Solstad Offshore’s platform supply vessel (PSV) Normand Leader has saved 29 per cent of emissions and fuel consumption compared to a normal transit and only minor vessel speed alternations.
Solstad said it had worked with partner VPS Decarbonization over the last weeks to use data analytics to save as much fuel and emissions as possible during the vessel’s long transit.
Historical data was used to determine optimal transit speed, and the crew on board the 2013-built Normand Leader used several measures to reduce fuel consumption, including optimization of trim and draft, autopilot settings, stopping unnecessary auxiliary equipment, and reducing the number of engines adequately to the sea conditions.
Before starting the transit, hull optimization was performed, and made sure vessel drag was reduced to a minimum. To create crew engagement, the VPS software MARESS where users can define the transit goals and continuously follow the performance was used.
The Norwegian firm stated that the “incredible” success was due to excellent seamanship and data analytics.
“Projects like this will help us to be better and more efficient. It is a win-win situation for Solstad, the environment and our clients. Initiatives and findings will ultimately be digitized in the above-mentioned software MARESS, which will benefit all users,” said Svein Erik Isaksen, Sustainability Advisor at Solstad.

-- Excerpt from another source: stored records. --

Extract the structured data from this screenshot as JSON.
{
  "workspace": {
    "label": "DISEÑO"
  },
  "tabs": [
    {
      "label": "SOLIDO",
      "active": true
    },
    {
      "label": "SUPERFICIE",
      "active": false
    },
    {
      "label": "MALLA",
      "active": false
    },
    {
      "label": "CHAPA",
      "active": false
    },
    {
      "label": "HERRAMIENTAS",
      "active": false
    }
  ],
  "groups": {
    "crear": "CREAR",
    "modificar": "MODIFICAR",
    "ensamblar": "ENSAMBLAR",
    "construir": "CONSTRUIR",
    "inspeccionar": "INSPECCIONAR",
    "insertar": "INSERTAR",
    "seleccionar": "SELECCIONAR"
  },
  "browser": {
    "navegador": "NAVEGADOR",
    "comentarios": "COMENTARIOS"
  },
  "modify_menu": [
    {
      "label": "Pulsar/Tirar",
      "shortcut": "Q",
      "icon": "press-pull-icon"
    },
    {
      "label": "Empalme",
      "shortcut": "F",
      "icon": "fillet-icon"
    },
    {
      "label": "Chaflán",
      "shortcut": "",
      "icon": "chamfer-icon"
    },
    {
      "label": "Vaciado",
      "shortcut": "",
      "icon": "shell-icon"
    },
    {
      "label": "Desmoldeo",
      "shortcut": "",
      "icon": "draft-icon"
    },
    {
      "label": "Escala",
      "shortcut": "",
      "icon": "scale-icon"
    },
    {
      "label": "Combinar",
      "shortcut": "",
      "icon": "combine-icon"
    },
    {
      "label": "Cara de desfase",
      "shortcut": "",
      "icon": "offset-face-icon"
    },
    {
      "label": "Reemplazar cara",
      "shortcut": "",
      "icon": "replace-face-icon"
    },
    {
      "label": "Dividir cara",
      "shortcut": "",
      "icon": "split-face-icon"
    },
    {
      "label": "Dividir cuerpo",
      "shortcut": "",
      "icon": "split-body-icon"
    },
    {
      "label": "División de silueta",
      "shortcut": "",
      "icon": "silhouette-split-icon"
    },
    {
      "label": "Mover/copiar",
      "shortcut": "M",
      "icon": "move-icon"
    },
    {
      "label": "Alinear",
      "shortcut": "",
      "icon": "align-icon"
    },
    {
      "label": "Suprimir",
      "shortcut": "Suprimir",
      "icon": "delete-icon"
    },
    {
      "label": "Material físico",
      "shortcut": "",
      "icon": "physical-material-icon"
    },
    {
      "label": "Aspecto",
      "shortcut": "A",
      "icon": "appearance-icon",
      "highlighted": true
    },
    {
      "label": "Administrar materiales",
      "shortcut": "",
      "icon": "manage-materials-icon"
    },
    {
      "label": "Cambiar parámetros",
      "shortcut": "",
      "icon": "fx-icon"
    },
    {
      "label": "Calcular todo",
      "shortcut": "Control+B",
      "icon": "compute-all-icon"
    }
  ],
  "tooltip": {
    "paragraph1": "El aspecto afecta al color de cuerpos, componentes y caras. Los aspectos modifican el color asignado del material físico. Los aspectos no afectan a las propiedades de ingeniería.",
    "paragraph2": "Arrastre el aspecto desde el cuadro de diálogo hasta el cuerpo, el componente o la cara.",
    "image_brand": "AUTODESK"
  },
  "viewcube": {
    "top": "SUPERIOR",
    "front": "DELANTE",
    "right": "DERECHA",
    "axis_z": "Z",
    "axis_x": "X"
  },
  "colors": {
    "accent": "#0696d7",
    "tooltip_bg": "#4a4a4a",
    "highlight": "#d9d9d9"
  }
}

Investing in battery hybrid systems for its vessels is one of Solstad’s measures taken to achieve the target of 50 per cent emission reduction by 2030.
In September 2022, the company announced that its construction support vessel (CSV) Normand Ocean had been saving more than 25 per cent fuel since the installation of a battery and shore power system.
The Norwegian shipping company last month won five-year contracts with Equinor UK for two of its PSVs, with one vessel set to be upgraded with a battery-hybrid system and shore power.
Source – https://www.offshore-energy.biz by Nadja Skopljak